These days, Scibelli spends less time in the kitchen, saying that he's "95 percent business." But every so often he will cook with Dyrness at each other's homes for fun, and they will have culinary conversations that translate to the menus of Scibelli's businesses.
"I really trust his palate and he sort of understands what I'm looking for," Scibelli said of Dyrness, who also serves as executive chef at Paco's Tacos & Tequila.
Also earning Scibelli's trust has been Mama's relatively new general manager Vinny Delillo, who Scibelli says is like a part of the family despite having joined the team only a year ago. As Scibelli points out, Delillo also happens to look just like Tony Soprano, minus the intimidating stare.
Delillo holds down the hospitality fort, and he is in charge of the customer service that Mama's prides itself on.
The service element of Mama's is part of why Scibelli says Q.C. diners have consistently turned up at his place over other Italian restaurants in the area. And even though the restaurant is aging, it has continued to thrive and grow each year.
With growth comes crowds. Scibelli says it's almost always a must that you make a reservation if you plan on dining on the weekends. During the week, it's easier to walk in and grab a table.
Although it's a popular spot, Scibelli says management prides itself on hiring experienced hostesses that will do their best to get you in. Growing demand hasn't been enough to keep away the dedicated regulars.
"We've been open 26 years," Scibelli says. "We get people who, like, they've been coming there since they were born."
Dyrness often sees familiar faces around the dining room at lunch and dinner. He recalls that a particular group of regulars were recently sitting around talking about mozzarella sticks, so Dyrness accepted the challenge and whipped some up using Mama's homemade mozz. The result was incredible.
"They were freaking dynamite," Dyrness brags.
With a new outdoor patio that finished up construction last year, there's plenty of space to relax and eat. The dining room itself isn't ostentatious, it's what one would expect from a more casual Italian joint. It's fairly dark, but strings of lights help illuminate your menu. The restaurant's playlist ranges from jazzy, Sinatra-like songs to classic Southern rock jams by the Allman Brothers.
Scibelli says you would be "hard pressed to find" the caliber of food Mama's offers in such a laid back atmosphere anywhere else.

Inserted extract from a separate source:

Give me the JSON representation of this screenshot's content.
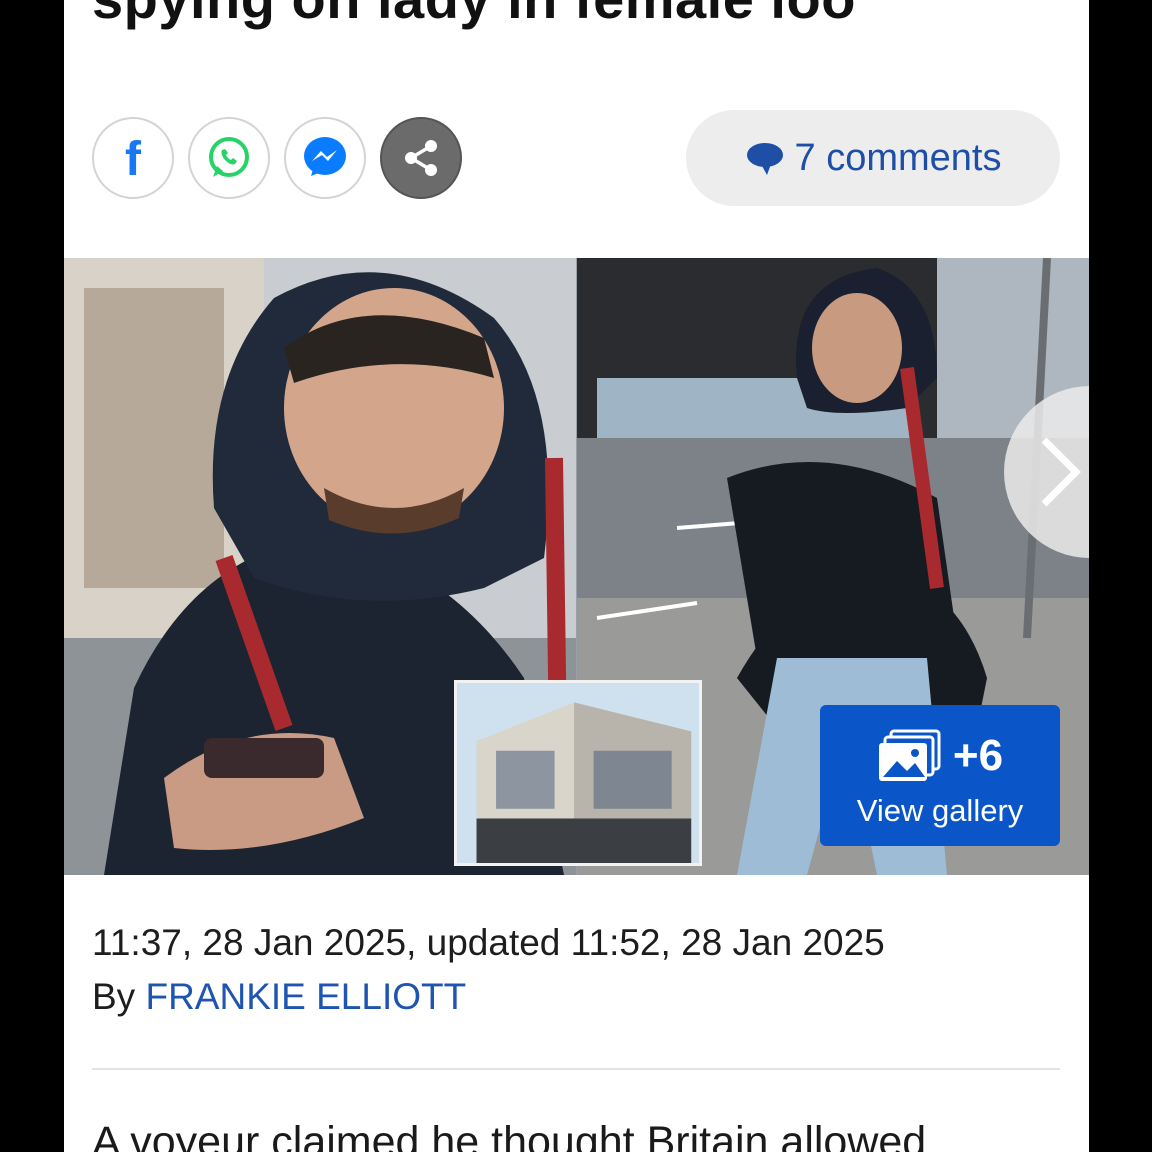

The family-style plates create a community at the table, but that sentiment goes beyond Mama's four walls. The restaurant is very involved around Charlotte, specifically working with children's charities such as Claire's Army and Communities in Schools, which benefits from the annual Dine Out For Kids event.
Many of the people who work with Scibelli on his various restaurant projects have families and kids of their own, and he says his team finds the work heartwarming.
"We're very kid-focused," Scibelli says. "We want to make a difference with kids in all areas."
Family has become a theme of the Mama Ricotta's experience, which makes sense with such a maternal name. Whether it's the food or the experience of dining, Mama Ricotta's has made an impression on the dining scene of Charlotte for over a quarter of a century.
"People have gotten engaged there, then they have their birthdays there," Scibelli says. "Very important life memories are in the restaurant, and that's the part that's really cool."